In February 2008, residents set up an informal settlement on Symphony Way despite efforts by the City of Cape Town to evict them and move them into a nearby Temporary Relocation Area (TRA) nicknamed Blikkiesdorp.[7] Residents remained occupying the road for 21 months claiming that the TRAs like Blikkiesdorp are created to dump people.[8]

On 19 October 2009 a Western Cape High Court judge granted an order for the eviction of 103 families to Blikkiesdorp. The majority of residents reluctantly moved off Symphony Way (where they felt safer) and into Blikkiesdorp (which is notorious for crime) in November 2009.[9][10] In Blikkiesdorp, they have continued to organise under the banner of Symphony Way and have continued their struggle for land and housing.[11]

Community structure and philosophy[edit]

The Symphony Way Pavement Dwellers, also known as the Delft-Symphony Anti-Eviction Campaign, were organised through elected committees that dealt with issues important to the community. The committees were part of the Western Cape Anti-Eviction Campaign umbrella structure and include an executive committee, a children's committee and a night-time crime patrol committee.[12] Their primary focus is housing but the committees also deal with other internal and external issues that are important to the community.
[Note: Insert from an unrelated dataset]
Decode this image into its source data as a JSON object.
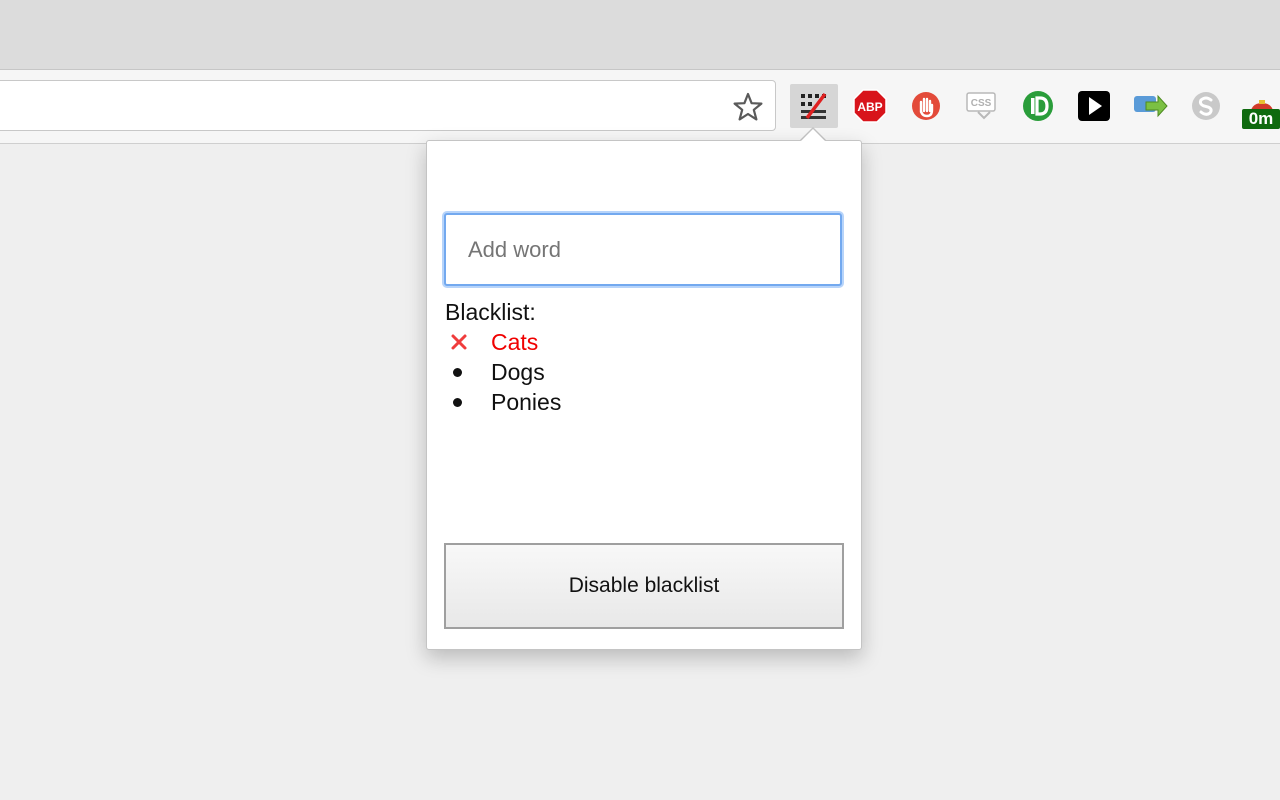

Residents resort to the following strategies in their attempts to get issues solved: direct action, legal challenges, popular education, media press statements, actions of solidarity.

In August 2008, a number of Symphony Way residents received publicity when they accompanied over 100 Joe Slovo residents to protest outside the Constitutional Court in Johannesburg.[13]

The Symphony Way book[edit]

The Symphony Way Pavement Dwellers have written an anthology of their struggle for housing and human rights entitled No Land! No House! No Vote! Voices from Symphony Way (2011). The foreword is by activist and author Raj Patel and the Introduction is by Former UN Special Rapporteur for housing Miloon Kothari. The book includes factual stories relating to both public and domestic violence, violations of justice, xenophobia, their struggle for land and housing and their assertion of dignity.[14][15]

The Symphony Way children[edit]

The community made an effort to take care of its children. It set up a creche on the pavement as well as starting their own netball and soccer teams and hosting photography exhibitions by the children.[16][17][18]

Reports on the N2 Gateway featuring Symphony Way[edit]


External links[edit]

Coordinates: 33°58′11.6296″S 18°37′31.0631″E / 33.969897111°S 18.625295306°E / -33.969897111; 18.625295306